> _RECORD EXCERPTS_
- - -

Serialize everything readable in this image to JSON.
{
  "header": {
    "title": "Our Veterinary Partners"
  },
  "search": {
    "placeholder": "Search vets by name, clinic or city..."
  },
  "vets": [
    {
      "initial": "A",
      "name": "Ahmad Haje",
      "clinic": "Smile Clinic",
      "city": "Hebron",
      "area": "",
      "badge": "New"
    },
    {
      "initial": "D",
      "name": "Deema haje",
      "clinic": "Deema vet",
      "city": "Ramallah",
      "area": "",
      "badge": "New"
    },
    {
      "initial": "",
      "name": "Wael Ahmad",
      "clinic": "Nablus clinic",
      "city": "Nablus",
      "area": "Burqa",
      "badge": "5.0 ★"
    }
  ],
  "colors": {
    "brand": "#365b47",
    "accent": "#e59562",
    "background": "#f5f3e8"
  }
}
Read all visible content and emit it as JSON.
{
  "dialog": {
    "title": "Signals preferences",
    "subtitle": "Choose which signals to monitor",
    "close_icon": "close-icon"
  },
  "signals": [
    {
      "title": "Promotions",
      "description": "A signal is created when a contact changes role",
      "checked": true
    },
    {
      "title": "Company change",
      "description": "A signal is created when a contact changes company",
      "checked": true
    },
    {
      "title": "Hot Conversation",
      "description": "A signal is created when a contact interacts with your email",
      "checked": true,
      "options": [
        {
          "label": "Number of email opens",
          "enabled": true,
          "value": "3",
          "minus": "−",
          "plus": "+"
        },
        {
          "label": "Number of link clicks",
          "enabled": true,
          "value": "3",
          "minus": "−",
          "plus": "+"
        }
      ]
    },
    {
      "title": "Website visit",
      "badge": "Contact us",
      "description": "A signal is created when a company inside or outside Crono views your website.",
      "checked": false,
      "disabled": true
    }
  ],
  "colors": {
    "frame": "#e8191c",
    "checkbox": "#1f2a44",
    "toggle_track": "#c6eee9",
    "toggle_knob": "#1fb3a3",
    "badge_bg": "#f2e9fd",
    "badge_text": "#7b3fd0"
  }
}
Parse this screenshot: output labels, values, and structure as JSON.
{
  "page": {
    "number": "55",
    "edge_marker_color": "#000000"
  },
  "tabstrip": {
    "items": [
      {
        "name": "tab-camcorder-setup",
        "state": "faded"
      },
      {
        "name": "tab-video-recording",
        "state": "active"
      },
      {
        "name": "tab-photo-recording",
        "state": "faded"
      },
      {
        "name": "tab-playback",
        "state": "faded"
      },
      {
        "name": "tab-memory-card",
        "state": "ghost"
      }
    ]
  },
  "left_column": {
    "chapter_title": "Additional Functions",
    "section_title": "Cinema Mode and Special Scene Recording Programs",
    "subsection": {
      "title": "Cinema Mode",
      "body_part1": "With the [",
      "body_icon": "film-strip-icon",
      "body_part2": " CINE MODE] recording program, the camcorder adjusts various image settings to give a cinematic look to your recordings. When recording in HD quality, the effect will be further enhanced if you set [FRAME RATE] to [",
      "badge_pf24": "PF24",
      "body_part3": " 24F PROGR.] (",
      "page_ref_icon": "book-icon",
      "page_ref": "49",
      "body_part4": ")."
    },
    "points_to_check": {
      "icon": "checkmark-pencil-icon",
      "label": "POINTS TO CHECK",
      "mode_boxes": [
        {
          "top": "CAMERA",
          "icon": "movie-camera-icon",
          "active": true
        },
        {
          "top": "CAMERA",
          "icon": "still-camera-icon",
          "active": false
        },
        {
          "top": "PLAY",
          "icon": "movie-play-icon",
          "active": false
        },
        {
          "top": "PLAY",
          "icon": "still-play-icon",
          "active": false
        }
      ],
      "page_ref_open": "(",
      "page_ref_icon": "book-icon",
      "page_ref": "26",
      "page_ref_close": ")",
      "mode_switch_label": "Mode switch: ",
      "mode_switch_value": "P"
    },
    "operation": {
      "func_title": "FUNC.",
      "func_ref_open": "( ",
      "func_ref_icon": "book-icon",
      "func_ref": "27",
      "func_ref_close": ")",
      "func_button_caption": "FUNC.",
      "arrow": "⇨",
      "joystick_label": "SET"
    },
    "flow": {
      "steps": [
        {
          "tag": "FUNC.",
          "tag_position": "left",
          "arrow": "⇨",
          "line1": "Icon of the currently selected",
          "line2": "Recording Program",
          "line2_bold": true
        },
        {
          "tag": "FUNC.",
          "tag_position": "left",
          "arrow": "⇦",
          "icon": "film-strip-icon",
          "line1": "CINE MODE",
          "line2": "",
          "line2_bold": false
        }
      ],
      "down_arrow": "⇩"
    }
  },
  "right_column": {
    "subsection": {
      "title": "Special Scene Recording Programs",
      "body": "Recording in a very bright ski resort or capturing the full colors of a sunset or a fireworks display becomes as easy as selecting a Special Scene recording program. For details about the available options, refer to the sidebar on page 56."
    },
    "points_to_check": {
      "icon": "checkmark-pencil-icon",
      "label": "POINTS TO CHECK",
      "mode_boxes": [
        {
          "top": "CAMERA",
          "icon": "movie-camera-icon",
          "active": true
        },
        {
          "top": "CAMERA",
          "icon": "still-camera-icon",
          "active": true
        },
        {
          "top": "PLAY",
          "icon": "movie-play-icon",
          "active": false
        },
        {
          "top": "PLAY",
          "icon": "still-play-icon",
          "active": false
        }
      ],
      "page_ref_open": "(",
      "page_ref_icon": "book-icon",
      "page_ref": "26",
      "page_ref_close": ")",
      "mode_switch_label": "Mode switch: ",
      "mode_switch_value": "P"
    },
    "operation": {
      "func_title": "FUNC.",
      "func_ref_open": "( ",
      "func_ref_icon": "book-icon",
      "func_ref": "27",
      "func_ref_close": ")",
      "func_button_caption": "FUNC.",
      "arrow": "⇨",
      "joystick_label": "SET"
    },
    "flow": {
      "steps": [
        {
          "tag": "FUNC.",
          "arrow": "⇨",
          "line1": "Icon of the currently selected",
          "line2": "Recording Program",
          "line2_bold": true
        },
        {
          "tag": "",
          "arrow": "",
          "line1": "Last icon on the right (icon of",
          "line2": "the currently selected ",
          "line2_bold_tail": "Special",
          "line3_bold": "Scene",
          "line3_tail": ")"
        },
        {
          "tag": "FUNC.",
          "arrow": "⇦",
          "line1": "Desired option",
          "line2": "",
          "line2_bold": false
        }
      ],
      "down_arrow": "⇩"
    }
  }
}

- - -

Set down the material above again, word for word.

Serialize everything readable in this image to JSON.
{
  "header": {
    "title": "Our Veterinary Partners"
  },
  "search": {
    "placeholder": "Search vets by name, clinic or city..."
  },
  "vets": [
    {
      "initial": "A",
      "name": "Ahmad Haje",
      "clinic": "Smile Clinic",
      "city": "Hebron",
      "area": "",
      "badge": "New"
    },
    {
      "initial": "D",
      "name": "Deema haje",
      "clinic": "Deema vet",
      "city": "Ramallah",
      "area": "",
      "badge": "New"
    },
    {
      "initial": "",
      "name": "Wael Ahmad",
      "clinic": "Nablus clinic",
      "city": "Nablus",
      "area": "Burqa",
      "badge": "5.0 ★"
    }
  ],
  "colors": {
    "brand": "#365b47",
    "accent": "#e59562",
    "background": "#f5f3e8"
  }
}
Read all visible content and emit it as JSON.
{
  "dialog": {
    "title": "Signals preferences",
    "subtitle": "Choose which signals to monitor",
    "close_icon": "close-icon"
  },
  "signals": [
    {
      "title": "Promotions",
      "description": "A signal is created when a contact changes role",
      "checked": true
    },
    {
      "title": "Company change",
      "description": "A signal is created when a contact changes company",
      "checked": true
    },
    {
      "title": "Hot Conversation",
      "description": "A signal is created when a contact interacts with your email",
      "checked": true,
      "options": [
        {
          "label": "Number of email opens",
          "enabled": true,
          "value": "3",
          "minus": "−",
          "plus": "+"
        },
        {
          "label": "Number of link clicks",
          "enabled": true,
          "value": "3",
          "minus": "−",
          "plus": "+"
        }
      ]
    },
    {
      "title": "Website visit",
      "badge": "Contact us",
      "description": "A signal is created when a company inside or outside Crono views your website.",
      "checked": false,
      "disabled": true
    }
  ],
  "colors": {
    "frame": "#e8191c",
    "checkbox": "#1f2a44",
    "toggle_track": "#c6eee9",
    "toggle_knob": "#1fb3a3",
    "badge_bg": "#f2e9fd",
    "badge_text": "#7b3fd0"
  }
}
Parse this screenshot: output labels, values, and structure as JSON.
{
  "page": {
    "number": "55",
    "edge_marker_color": "#000000"
  },
  "tabstrip": {
    "items": [
      {
        "name": "tab-camcorder-setup",
        "state": "faded"
      },
      {
        "name": "tab-video-recording",
        "state": "active"
      },
      {
        "name": "tab-photo-recording",
        "state": "faded"
      },
      {
        "name": "tab-playback",
        "state": "faded"
      },
      {
        "name": "tab-memory-card",
        "state": "ghost"
      }
    ]
  },
  "left_column": {
    "chapter_title": "Additional Functions",
    "section_title": "Cinema Mode and Special Scene Recording Programs",
    "subsection": {
      "title": "Cinema Mode",
      "body_part1": "With the [",
      "body_icon": "film-strip-icon",
      "body_part2": " CINE MODE] recording program, the camcorder adjusts various image settings to give a cinematic look to your recordings. When recording in HD quality, the effect will be further enhanced if you set [FRAME RATE] to [",
      "badge_pf24": "PF24",
      "body_part3": " 24F PROGR.] (",
      "page_ref_icon": "book-icon",
      "page_ref": "49",
      "body_part4": ")."
    },
    "points_to_check": {
      "icon": "checkmark-pencil-icon",
      "label": "POINTS TO CHECK",
      "mode_boxes": [
        {
          "top": "CAMERA",
          "icon": "movie-camera-icon",
          "active": true
        },
        {
          "top": "CAMERA",
          "icon": "still-camera-icon",
          "active": false
        },
        {
          "top": "PLAY",
          "icon": "movie-play-icon",
          "active": false
        },
        {
          "top": "PLAY",
          "icon": "still-play-icon",
          "active": false
        }
      ],
      "page_ref_open": "(",
      "page_ref_icon": "book-icon",
      "page_ref": "26",
      "page_ref_close": ")",
      "mode_switch_label": "Mode switch: ",
      "mode_switch_value": "P"
    },
    "operation": {
      "func_title": "FUNC.",
      "func_ref_open": "( ",
      "func_ref_icon": "book-icon",
      "func_ref": "27",
      "func_ref_close": ")",
      "func_button_caption": "FUNC.",
      "arrow": "⇨",
      "joystick_label": "SET"
    },
    "flow": {
      "steps": [
        {
          "tag": "FUNC.",
          "tag_position": "left",
          "arrow": "⇨",
          "line1": "Icon of the currently selected",
          "line2": "Recording Program",
          "line2_bold": true
        },
        {
          "tag": "FUNC.",
          "tag_position": "left",
          "arrow": "⇦",
          "icon": "film-strip-icon",
          "line1": "CINE MODE",
          "line2": "",
          "line2_bold": false
        }
      ],
      "down_arrow": "⇩"
    }
  },
  "right_column": {
    "subsection": {
      "title": "Special Scene Recording Programs",
      "body": "Recording in a very bright ski resort or capturing the full colors of a sunset or a fireworks display becomes as easy as selecting a Special Scene recording program. For details about the available options, refer to the sidebar on page 56."
    },
    "points_to_check": {
      "icon": "checkmark-pencil-icon",
      "label": "POINTS TO CHECK",
      "mode_boxes": [
        {
          "top": "CAMERA",
          "icon": "movie-camera-icon",
          "active": true
        },
        {
          "top": "CAMERA",
          "icon": "still-camera-icon",
          "active": true
        },
        {
          "top": "PLAY",
          "icon": "movie-play-icon",
          "active": false
        },
        {
          "top": "PLAY",
          "icon": "still-play-icon",
          "active": false
        }
      ],
      "page_ref_open": "(",
      "page_ref_icon": "book-icon",
      "page_ref": "26",
      "page_ref_close": ")",
      "mode_switch_label": "Mode switch: ",
      "mode_switch_value": "P"
    },
    "operation": {
      "func_title": "FUNC.",
      "func_ref_open": "( ",
      "func_ref_icon": "book-icon",
      "func_ref": "27",
      "func_ref_close": ")",
      "func_button_caption": "FUNC.",
      "arrow": "⇨",
      "joystick_label": "SET"
    },
    "flow": {
      "steps": [
        {
          "tag": "FUNC.",
          "arrow": "⇨",
          "line1": "Icon of the currently selected",
          "line2": "Recording Program",
          "line2_bold": true
        },
        {
          "tag": "",
          "arrow": "",
          "line1": "Last icon on the right (icon of",
          "line2": "the currently selected ",
          "line2_bold_tail": "Special",
          "line3_bold": "Scene",
          "line3_tail": ")"
        },
        {
          "tag": "FUNC.",
          "arrow": "⇦",
          "line1": "Desired option",
          "line2": "",
          "line2_bold": false
        }
      ],
      "down_arrow": "⇩"
    }
  }
}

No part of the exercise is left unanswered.